• **Exercise prompt**
Every entry in the listing below has to be given again exactly.
####################
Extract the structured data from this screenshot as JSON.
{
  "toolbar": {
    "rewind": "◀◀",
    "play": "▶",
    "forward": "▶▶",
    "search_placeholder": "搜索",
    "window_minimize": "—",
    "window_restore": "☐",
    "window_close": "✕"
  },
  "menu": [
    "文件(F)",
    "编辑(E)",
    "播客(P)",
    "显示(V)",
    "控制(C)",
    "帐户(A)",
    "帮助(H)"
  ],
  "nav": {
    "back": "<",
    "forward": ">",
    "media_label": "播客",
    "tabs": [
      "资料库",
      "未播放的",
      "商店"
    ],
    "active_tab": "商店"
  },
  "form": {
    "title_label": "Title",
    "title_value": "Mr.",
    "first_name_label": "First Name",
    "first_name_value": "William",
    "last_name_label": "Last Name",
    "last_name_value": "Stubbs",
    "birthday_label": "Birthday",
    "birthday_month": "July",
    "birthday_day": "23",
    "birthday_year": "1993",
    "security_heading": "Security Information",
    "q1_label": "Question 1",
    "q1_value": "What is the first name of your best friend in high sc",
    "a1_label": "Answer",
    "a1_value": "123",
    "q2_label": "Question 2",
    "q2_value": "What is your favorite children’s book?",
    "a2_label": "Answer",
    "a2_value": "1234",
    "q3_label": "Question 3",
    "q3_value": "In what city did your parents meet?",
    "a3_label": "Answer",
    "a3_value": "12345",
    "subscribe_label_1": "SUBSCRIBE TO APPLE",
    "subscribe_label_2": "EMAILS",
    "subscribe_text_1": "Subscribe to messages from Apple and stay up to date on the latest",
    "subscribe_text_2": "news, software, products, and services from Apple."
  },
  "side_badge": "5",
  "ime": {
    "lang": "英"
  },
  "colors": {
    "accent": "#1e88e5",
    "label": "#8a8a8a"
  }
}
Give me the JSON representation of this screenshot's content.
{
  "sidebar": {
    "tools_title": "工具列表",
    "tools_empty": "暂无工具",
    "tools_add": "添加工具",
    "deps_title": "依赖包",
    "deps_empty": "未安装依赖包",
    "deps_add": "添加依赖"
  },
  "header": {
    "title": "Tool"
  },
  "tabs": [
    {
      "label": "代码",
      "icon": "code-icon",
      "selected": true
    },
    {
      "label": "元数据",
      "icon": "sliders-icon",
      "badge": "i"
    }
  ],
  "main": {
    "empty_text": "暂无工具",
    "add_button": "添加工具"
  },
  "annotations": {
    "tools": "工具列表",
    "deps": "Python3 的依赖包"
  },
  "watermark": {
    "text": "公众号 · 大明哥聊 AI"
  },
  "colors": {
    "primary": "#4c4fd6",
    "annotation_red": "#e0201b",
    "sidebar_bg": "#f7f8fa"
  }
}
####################
• **Answer to the problem**
Extract the structured data from this screenshot as JSON.
{
  "toolbar": {
    "rewind": "◀◀",
    "play": "▶",
    "forward": "▶▶",
    "search_placeholder": "搜索",
    "window_minimize": "—",
    "window_restore": "☐",
    "window_close": "✕"
  },
  "menu": [
    "文件(F)",
    "编辑(E)",
    "播客(P)",
    "显示(V)",
    "控制(C)",
    "帐户(A)",
    "帮助(H)"
  ],
  "nav": {
    "back": "<",
    "forward": ">",
    "media_label": "播客",
    "tabs": [
      "资料库",
      "未播放的",
      "商店"
    ],
    "active_tab": "商店"
  },
  "form": {
    "title_label": "Title",
    "title_value": "Mr.",
    "first_name_label": "First Name",
    "first_name_value": "William",
    "last_name_label": "Last Name",
    "last_name_value": "Stubbs",
    "birthday_label": "Birthday",
    "birthday_month": "July",
    "birthday_day": "23",
    "birthday_year": "1993",
    "security_heading": "Security Information",
    "q1_label": "Question 1",
    "q1_value": "What is the first name of your best friend in high sc",
    "a1_label": "Answer",
    "a1_value": "123",
    "q2_label": "Question 2",
    "q2_value": "What is your favorite children’s book?",
    "a2_label": "Answer",
    "a2_value": "1234",
    "q3_label": "Question 3",
    "q3_value": "In what city did your parents meet?",
    "a3_label": "Answer",
    "a3_value": "12345",
    "subscribe_label_1": "SUBSCRIBE TO APPLE",
    "subscribe_label_2": "EMAILS",
    "subscribe_text_1": "Subscribe to messages from Apple and stay up to date on the latest",
    "subscribe_text_2": "news, software, products, and services from Apple."
  },
  "side_badge": "5",
  "ime": {
    "lang": "英"
  },
  "colors": {
    "accent": "#1e88e5",
    "label": "#8a8a8a"
  }
}
Give me the JSON representation of this screenshot's content.
{
  "sidebar": {
    "tools_title": "工具列表",
    "tools_empty": "暂无工具",
    "tools_add": "添加工具",
    "deps_title": "依赖包",
    "deps_empty": "未安装依赖包",
    "deps_add": "添加依赖"
  },
  "header": {
    "title": "Tool"
  },
  "tabs": [
    {
      "label": "代码",
      "icon": "code-icon",
      "selected": true
    },
    {
      "label": "元数据",
      "icon": "sliders-icon",
      "badge": "i"
    }
  ],
  "main": {
    "empty_text": "暂无工具",
    "add_button": "添加工具"
  },
  "annotations": {
    "tools": "工具列表",
    "deps": "Python3 的依赖包"
  },
  "watermark": {
    "text": "公众号 · 大明哥聊 AI"
  },
  "colors": {
    "primary": "#4c4fd6",
    "annotation_red": "#e0201b",
    "sidebar_bg": "#f7f8fa"
  }
}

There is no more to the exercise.